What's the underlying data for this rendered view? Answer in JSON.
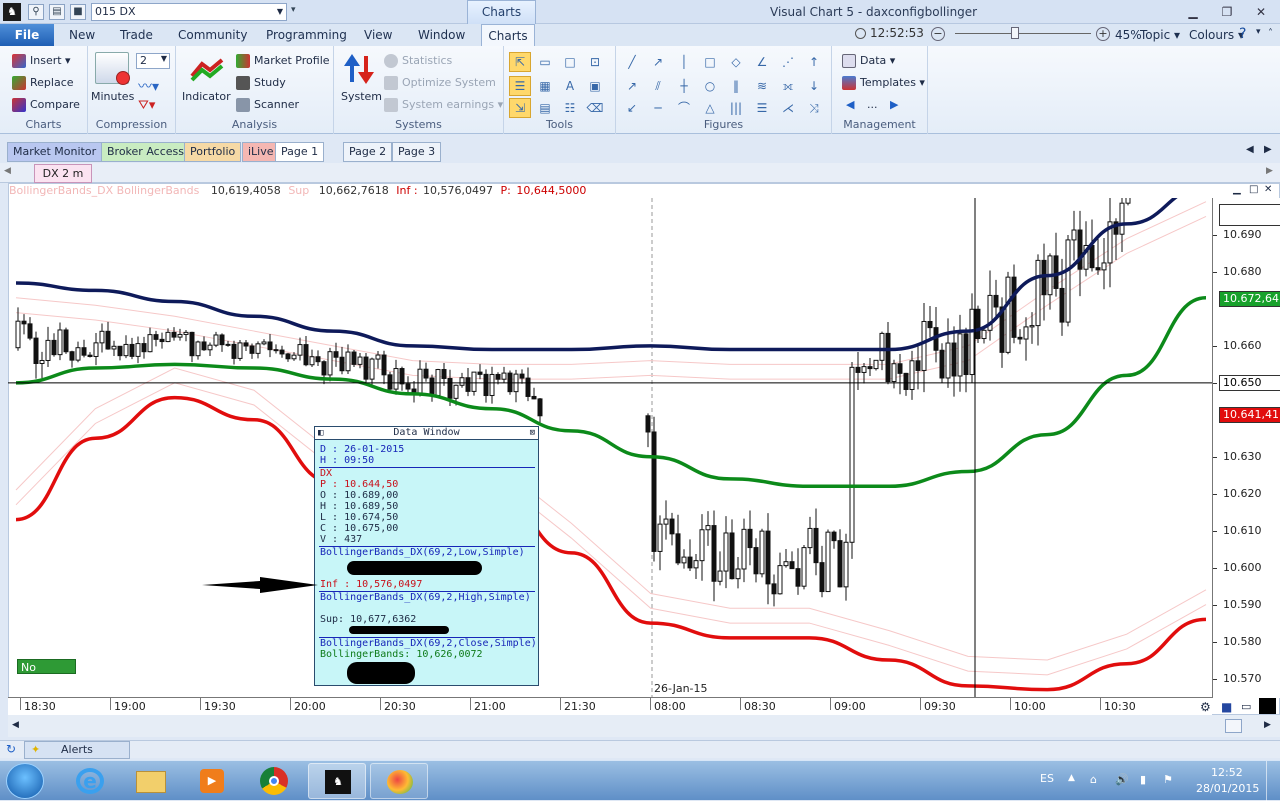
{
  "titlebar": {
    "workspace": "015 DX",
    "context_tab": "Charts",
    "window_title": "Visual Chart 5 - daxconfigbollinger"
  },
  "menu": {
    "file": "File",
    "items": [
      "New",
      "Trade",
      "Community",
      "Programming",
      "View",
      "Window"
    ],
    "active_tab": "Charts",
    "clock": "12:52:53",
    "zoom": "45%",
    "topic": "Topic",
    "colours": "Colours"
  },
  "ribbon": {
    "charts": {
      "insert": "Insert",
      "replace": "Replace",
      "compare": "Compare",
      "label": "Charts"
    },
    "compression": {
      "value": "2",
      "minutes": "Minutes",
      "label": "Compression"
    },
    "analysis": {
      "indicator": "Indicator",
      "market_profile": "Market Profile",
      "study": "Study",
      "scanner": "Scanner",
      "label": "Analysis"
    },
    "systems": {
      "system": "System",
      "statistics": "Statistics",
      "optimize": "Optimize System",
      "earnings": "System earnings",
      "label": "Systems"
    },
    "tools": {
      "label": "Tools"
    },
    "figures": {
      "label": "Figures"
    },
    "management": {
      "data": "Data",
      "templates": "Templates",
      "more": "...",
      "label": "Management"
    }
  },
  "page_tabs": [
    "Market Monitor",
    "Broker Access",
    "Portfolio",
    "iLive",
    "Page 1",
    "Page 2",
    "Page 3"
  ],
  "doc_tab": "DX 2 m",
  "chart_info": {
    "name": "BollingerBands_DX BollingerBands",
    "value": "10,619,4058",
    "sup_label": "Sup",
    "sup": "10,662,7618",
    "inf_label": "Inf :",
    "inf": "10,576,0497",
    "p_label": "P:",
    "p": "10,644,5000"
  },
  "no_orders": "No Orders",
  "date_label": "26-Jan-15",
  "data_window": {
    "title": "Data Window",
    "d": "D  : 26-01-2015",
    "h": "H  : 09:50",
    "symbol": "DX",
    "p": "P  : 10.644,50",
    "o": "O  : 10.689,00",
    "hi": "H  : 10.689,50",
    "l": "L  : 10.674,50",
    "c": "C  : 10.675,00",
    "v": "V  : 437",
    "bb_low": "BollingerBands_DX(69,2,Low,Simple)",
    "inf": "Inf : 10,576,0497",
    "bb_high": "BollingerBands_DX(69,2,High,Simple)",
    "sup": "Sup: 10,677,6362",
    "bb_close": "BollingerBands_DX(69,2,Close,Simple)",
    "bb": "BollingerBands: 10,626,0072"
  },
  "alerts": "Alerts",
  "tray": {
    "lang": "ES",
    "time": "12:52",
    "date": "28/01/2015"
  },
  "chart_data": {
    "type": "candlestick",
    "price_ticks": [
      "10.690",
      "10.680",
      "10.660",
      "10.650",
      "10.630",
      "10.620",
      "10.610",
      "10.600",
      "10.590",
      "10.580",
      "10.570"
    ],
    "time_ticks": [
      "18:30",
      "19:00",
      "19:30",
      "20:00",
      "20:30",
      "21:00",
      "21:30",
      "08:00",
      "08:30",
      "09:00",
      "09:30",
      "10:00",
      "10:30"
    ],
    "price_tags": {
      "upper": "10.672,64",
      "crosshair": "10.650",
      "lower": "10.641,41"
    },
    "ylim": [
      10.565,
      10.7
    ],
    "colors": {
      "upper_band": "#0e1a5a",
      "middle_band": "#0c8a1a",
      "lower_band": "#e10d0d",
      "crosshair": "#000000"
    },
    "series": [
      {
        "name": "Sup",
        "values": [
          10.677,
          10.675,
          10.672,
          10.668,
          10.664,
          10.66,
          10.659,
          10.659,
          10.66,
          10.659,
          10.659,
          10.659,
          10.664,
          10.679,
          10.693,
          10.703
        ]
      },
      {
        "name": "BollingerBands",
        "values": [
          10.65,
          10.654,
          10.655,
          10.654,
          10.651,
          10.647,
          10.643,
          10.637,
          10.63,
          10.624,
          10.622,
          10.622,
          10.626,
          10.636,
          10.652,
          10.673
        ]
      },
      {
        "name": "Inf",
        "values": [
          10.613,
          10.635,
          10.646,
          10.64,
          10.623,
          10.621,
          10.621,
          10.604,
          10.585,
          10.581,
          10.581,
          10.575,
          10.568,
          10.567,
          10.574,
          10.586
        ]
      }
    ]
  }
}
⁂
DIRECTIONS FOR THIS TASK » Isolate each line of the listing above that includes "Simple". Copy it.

EXPECTED ANSWER »
    "bb_low": "BollingerBands_DX(69,2,Low,Simple)",
    "bb_high": "BollingerBands_DX(69,2,High,Simple)",
    "bb_close": "BollingerBands_DX(69,2,Close,Simple)",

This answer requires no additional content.